WORK ITEM:
Go through the lines of the material and count the ones with the word "circle". Give that count alone.

RECORDS FOR THE TASK:
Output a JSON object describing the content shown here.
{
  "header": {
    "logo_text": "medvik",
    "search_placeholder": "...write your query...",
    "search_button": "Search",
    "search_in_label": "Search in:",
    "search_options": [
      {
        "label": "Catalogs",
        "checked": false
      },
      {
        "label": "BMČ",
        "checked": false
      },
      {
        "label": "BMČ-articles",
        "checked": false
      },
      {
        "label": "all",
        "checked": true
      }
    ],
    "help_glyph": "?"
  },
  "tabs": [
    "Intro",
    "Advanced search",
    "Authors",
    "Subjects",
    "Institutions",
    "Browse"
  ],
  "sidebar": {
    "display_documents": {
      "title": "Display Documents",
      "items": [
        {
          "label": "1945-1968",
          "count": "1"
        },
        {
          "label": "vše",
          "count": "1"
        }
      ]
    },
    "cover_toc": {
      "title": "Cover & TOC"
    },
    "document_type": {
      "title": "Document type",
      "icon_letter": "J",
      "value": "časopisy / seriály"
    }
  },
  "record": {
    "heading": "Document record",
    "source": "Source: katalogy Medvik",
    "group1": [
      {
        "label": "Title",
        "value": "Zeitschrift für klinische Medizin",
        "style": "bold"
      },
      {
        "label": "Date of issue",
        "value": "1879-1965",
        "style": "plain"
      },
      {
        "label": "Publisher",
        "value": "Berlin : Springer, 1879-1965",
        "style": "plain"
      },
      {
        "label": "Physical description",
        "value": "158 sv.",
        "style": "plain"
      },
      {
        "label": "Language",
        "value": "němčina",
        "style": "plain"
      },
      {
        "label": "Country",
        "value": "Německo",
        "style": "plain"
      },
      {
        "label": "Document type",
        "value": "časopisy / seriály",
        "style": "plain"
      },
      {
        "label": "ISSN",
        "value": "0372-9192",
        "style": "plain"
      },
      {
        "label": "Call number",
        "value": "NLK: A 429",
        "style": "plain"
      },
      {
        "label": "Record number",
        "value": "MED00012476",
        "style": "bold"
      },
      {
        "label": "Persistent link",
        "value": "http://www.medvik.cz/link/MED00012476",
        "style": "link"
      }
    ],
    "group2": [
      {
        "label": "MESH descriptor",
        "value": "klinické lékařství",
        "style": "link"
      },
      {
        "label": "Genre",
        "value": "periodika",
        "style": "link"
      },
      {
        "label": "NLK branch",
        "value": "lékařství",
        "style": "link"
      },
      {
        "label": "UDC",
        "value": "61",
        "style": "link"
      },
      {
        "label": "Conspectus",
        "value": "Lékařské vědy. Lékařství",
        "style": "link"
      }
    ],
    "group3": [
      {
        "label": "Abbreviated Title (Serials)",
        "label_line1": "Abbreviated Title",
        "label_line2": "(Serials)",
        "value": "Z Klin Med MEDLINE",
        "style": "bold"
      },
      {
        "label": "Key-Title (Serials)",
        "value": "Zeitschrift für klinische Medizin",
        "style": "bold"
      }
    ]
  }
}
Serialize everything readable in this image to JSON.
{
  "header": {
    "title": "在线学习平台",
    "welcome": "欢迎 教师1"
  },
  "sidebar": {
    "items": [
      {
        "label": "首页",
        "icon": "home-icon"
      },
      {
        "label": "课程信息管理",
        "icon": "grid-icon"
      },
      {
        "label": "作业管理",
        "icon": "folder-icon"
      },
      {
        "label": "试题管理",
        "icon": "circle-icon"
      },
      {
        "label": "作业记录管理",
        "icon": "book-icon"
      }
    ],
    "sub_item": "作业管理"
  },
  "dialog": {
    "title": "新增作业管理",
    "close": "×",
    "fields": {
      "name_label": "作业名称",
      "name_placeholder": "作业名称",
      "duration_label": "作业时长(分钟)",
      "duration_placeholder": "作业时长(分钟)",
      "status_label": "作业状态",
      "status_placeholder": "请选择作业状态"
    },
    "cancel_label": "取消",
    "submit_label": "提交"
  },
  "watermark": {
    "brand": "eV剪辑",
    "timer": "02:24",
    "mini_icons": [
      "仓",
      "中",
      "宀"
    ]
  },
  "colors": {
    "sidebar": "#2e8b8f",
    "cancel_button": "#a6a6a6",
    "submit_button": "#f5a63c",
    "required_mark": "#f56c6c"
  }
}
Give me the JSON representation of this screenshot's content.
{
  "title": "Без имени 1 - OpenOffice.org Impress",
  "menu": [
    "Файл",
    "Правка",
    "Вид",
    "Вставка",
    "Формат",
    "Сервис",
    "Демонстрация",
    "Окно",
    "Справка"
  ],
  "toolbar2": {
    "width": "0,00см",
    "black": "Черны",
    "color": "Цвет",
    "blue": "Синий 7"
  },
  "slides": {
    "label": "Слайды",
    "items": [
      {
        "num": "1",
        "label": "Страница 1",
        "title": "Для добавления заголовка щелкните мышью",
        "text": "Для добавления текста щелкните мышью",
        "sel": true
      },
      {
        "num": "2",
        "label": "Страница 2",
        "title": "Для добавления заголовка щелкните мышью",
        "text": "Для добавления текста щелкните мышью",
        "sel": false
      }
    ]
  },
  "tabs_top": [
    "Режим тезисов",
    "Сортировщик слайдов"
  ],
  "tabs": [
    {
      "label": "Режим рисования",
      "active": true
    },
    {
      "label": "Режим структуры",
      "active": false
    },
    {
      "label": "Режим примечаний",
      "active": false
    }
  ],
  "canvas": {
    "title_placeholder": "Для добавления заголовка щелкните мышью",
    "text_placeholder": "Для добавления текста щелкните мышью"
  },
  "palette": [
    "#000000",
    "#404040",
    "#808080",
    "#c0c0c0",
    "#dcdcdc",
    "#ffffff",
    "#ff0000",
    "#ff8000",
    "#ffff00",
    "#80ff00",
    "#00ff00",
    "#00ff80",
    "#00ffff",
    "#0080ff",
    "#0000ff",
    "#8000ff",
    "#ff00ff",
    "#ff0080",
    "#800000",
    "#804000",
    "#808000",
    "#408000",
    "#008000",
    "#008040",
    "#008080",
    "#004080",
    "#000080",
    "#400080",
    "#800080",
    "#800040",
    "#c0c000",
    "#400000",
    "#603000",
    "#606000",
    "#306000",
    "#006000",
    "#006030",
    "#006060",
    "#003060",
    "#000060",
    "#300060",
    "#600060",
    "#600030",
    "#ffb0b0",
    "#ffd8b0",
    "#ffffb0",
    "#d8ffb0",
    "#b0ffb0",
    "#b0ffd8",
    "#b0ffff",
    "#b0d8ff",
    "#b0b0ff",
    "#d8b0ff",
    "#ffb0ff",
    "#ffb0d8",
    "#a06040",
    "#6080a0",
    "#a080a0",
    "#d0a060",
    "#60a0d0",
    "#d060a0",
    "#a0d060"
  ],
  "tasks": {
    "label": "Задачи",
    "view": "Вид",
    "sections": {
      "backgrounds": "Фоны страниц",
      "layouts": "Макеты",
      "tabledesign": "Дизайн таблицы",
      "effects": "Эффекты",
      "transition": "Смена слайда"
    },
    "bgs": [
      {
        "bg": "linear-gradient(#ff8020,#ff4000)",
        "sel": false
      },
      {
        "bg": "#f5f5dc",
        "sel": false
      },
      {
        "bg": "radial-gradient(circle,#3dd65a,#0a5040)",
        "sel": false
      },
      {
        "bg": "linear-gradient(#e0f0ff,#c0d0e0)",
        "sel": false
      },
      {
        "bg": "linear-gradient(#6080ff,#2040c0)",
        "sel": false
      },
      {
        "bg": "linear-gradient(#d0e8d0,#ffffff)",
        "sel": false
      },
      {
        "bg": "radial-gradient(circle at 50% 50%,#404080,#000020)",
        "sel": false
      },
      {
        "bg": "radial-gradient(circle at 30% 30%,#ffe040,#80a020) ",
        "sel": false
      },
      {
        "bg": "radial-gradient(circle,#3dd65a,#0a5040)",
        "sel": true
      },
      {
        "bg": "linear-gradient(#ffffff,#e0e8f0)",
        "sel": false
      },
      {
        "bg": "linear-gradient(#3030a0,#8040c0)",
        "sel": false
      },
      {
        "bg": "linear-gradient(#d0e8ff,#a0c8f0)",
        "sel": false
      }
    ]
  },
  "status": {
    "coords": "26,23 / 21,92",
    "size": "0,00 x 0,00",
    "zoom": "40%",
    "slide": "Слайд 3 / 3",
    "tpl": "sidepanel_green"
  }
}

THE ANSWER:
5